A philatelist should always check the paper tint of a stamp

This article deals with the Green on Blue 5c stamp (Y&T #35 and Sc. #24) and also of the need for a collector to check the paper tint of a stamp.

1 – A rapid consumption of 5 centimes stamps

2 – A rare offer of paper after the war of 1870

3 – The 5c Green on Bluish paper

1 – A rapid consumption of 5 centimes stamps

After the war of 1870, the rate of sending a normal letter was increased as it was necessary to replenish the French coffers. On 1st September 1871, the rate increased from 20c to 25c for a domestic letter and 10c to 15c for a local letter. The 25c Cérès type started to become available but as the public still had a large quantity of 10c & 20c, it was necessary to add a 5c stamp to pay for either the local or domestic rate.

October 1871, new rate of 25c for domestic letter applied for this letter of Béthune to Grasse.

The use of 5 centimes stamps increased rapidly and the postal administration quickly ran out of the paper used to print the 5c Napoleon stamp.

 2 – A rare offer of paper after the war of 1870

During this period, the French postal administration used a paper tinted in the same color as the stamp. It was necessary to manage stocks of paper as a function of the supply and demand of postage stamps.

Paper was ordered from a depleted private industry which, as a result of the Franco-Prussian war of 1870-1871, had little to offer. 

Anatole Hulot (1811-1891).

Having exhausted the stocks of pale green tinted paper, Anatole Hulot, who ran the business of manufacturing France's first postage stamps from 1848 to 1876, requested in November 1871, permission to use, for a while, the stocks of paper (blue tinted) used for printing the 1 centime Napoléon Laureate. 

Pair of 5 centimes Napoléon stamps printed on blue paper.

 3 – The 5c Green on Bluish paper

Listed as Y&T #35 and Sc. #24, this stamp was printed on 18th December 1871 with blue tinted paper used for the 1c Napoleon Laureate. The printing continued until the end of this month and 1 million stamps were printed.

On observation of the reverse is fundamental in order to not confuse with the 5c Napoléon Y&T #20, Sc. #23 issued in 1862 which is yellow green on greenish (can be seen as white) or deep green on greenish (and absolutely not blue !).

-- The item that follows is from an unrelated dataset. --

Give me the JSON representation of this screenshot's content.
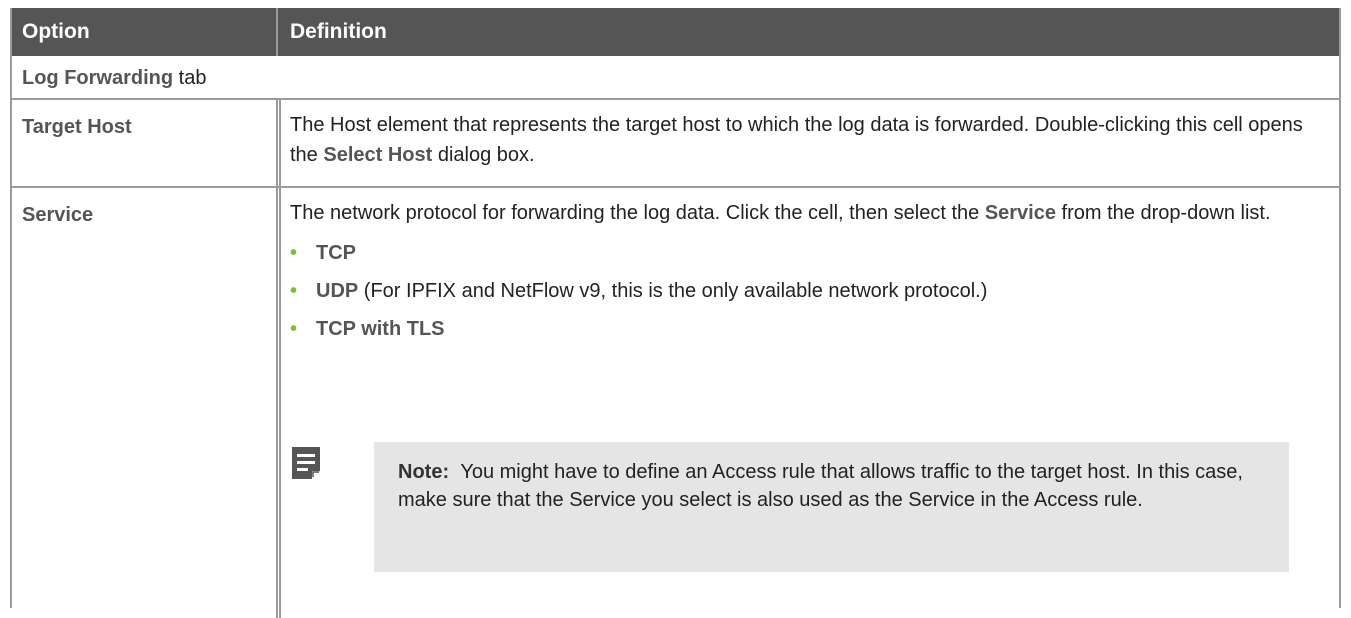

The tint of the blue paper is not obvious but it is at least different from
the tint of the paper of the stamps issued in 1862 (top and bottom, issues of 1862).

The price difference is worth dwelling on the color of the paper knowing that both issues are often confused. I admit all the same that it takes a minimum of expertise. I recommend buying from a recognized seller a stamp printed on blue tinted paper that will serve as a reference for you to perhaps do good business by unearthing #35 sold as mere #20.

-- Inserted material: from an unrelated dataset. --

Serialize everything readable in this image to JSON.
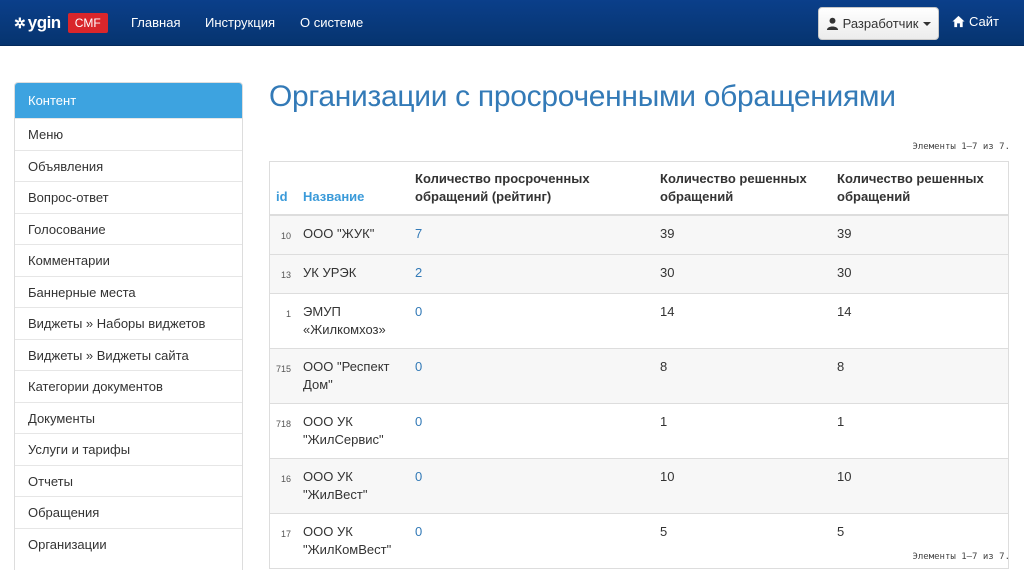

Y&T 35 (1871 - Bluish paper) Price : mint 4600 euros, used 230 euros (catalogue Yvert & Tellier 2022)

Y&T20 (1862 -  Greenish paper) Price : mint 350 euros, used 10 euros (catalogue Yvert & Tellier 2022)

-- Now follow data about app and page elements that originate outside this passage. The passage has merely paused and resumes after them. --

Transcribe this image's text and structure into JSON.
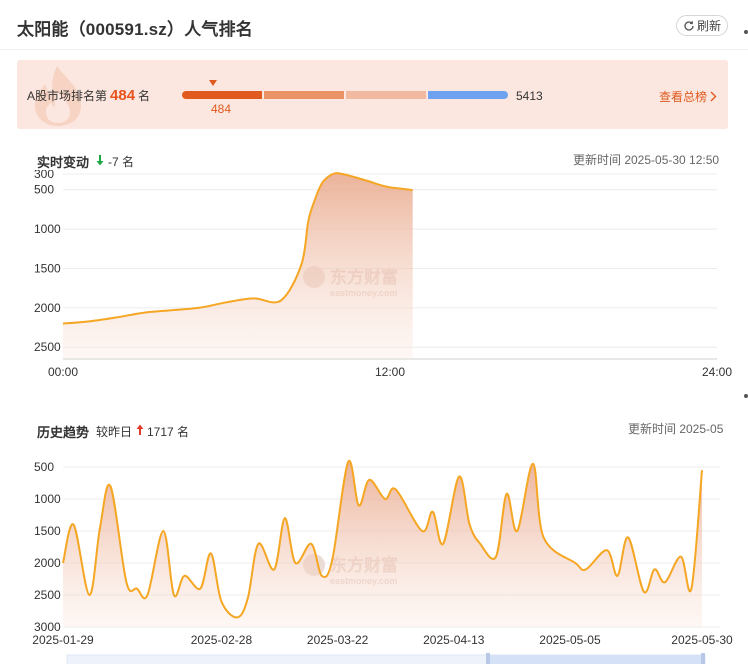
{
  "header": {
    "title": "太阳能（000591.sz）人气排名",
    "refresh_label": "刷新"
  },
  "rank": {
    "prefix": "A股市场排名第",
    "value": "484",
    "suffix": "名",
    "marker_label": "484",
    "total": "5413",
    "view_all": "查看总榜",
    "position_fraction": 0.0894
  },
  "realtime": {
    "title": "实时变动",
    "change_text": "-7 名",
    "update_time": "更新时间 2025-05-30 12:50"
  },
  "history": {
    "title": "历史趋势",
    "change_prefix": "较昨日",
    "change_text": "1717 名",
    "update_time": "更新时间 2025-05"
  },
  "watermark": {
    "cn": "东方财富",
    "en": "eastmoney.com"
  },
  "colors": {
    "line": "#f5a623",
    "accent": "#e0591e",
    "down": "#1ea844",
    "up": "#e03c2c"
  },
  "chart_data": [
    {
      "type": "area",
      "x_axis": "time",
      "xticks": [
        "00:00",
        "12:00",
        "24:00"
      ],
      "yticks": [
        300,
        500,
        1000,
        1500,
        2000,
        2500
      ],
      "ylim": [
        2650,
        300
      ],
      "y_inverted": true,
      "grid": true,
      "x": [
        "00:00",
        "01:00",
        "02:00",
        "03:00",
        "04:00",
        "05:00",
        "06:00",
        "07:00",
        "08:00",
        "08:45",
        "09:00",
        "09:15",
        "09:30",
        "09:45",
        "10:00",
        "10:15",
        "10:30",
        "10:45",
        "11:00",
        "11:15",
        "11:30",
        "11:45",
        "12:00",
        "12:30",
        "12:50"
      ],
      "values": [
        2200,
        2170,
        2120,
        2060,
        2030,
        2000,
        1930,
        1880,
        1905,
        1450,
        900,
        620,
        420,
        330,
        290,
        300,
        320,
        345,
        370,
        395,
        425,
        450,
        470,
        490,
        505
      ]
    },
    {
      "type": "area",
      "x_axis": "date",
      "xticks": [
        "2025-01-29",
        "2025-02-28",
        "2025-03-22",
        "2025-04-13",
        "2025-05-05",
        "2025-05-30"
      ],
      "yticks": [
        500,
        1000,
        1500,
        2000,
        2500,
        3000
      ],
      "ylim": [
        3000,
        500
      ],
      "y_inverted": true,
      "grid": true,
      "x": [
        "2025-01-29",
        "2025-01-31",
        "2025-02-03",
        "2025-02-05",
        "2025-02-07",
        "2025-02-10",
        "2025-02-12",
        "2025-02-14",
        "2025-02-17",
        "2025-02-19",
        "2025-02-21",
        "2025-02-24",
        "2025-02-26",
        "2025-02-28",
        "2025-03-03",
        "2025-03-05",
        "2025-03-07",
        "2025-03-10",
        "2025-03-12",
        "2025-03-14",
        "2025-03-17",
        "2025-03-19",
        "2025-03-21",
        "2025-03-24",
        "2025-03-26",
        "2025-03-28",
        "2025-03-31",
        "2025-04-02",
        "2025-04-07",
        "2025-04-09",
        "2025-04-11",
        "2025-04-14",
        "2025-04-16",
        "2025-04-18",
        "2025-04-21",
        "2025-04-23",
        "2025-04-25",
        "2025-04-28",
        "2025-04-30",
        "2025-05-06",
        "2025-05-08",
        "2025-05-12",
        "2025-05-14",
        "2025-05-16",
        "2025-05-19",
        "2025-05-21",
        "2025-05-23",
        "2025-05-26",
        "2025-05-28",
        "2025-05-30"
      ],
      "values": [
        2000,
        1400,
        2500,
        1450,
        800,
        2300,
        2400,
        2500,
        1500,
        2500,
        2200,
        2400,
        1850,
        2600,
        2850,
        2550,
        1700,
        2100,
        1300,
        2000,
        1700,
        2200,
        1950,
        420,
        1100,
        700,
        1000,
        850,
        1500,
        1200,
        1700,
        650,
        1400,
        1700,
        1900,
        920,
        1500,
        450,
        1600,
        2000,
        2100,
        1800,
        2200,
        1600,
        2450,
        2100,
        2300,
        1900,
        2400,
        550
      ]
    }
  ]
}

This stamp was replaced later by the 5c Cérès type, printed in May 1872. The first issues of this stamp were printed on blue tinted paper and later on white and greenish.

1872: Cérès, 5 centimes, Yellow green on pale blue, Y&T #53, Sc. #53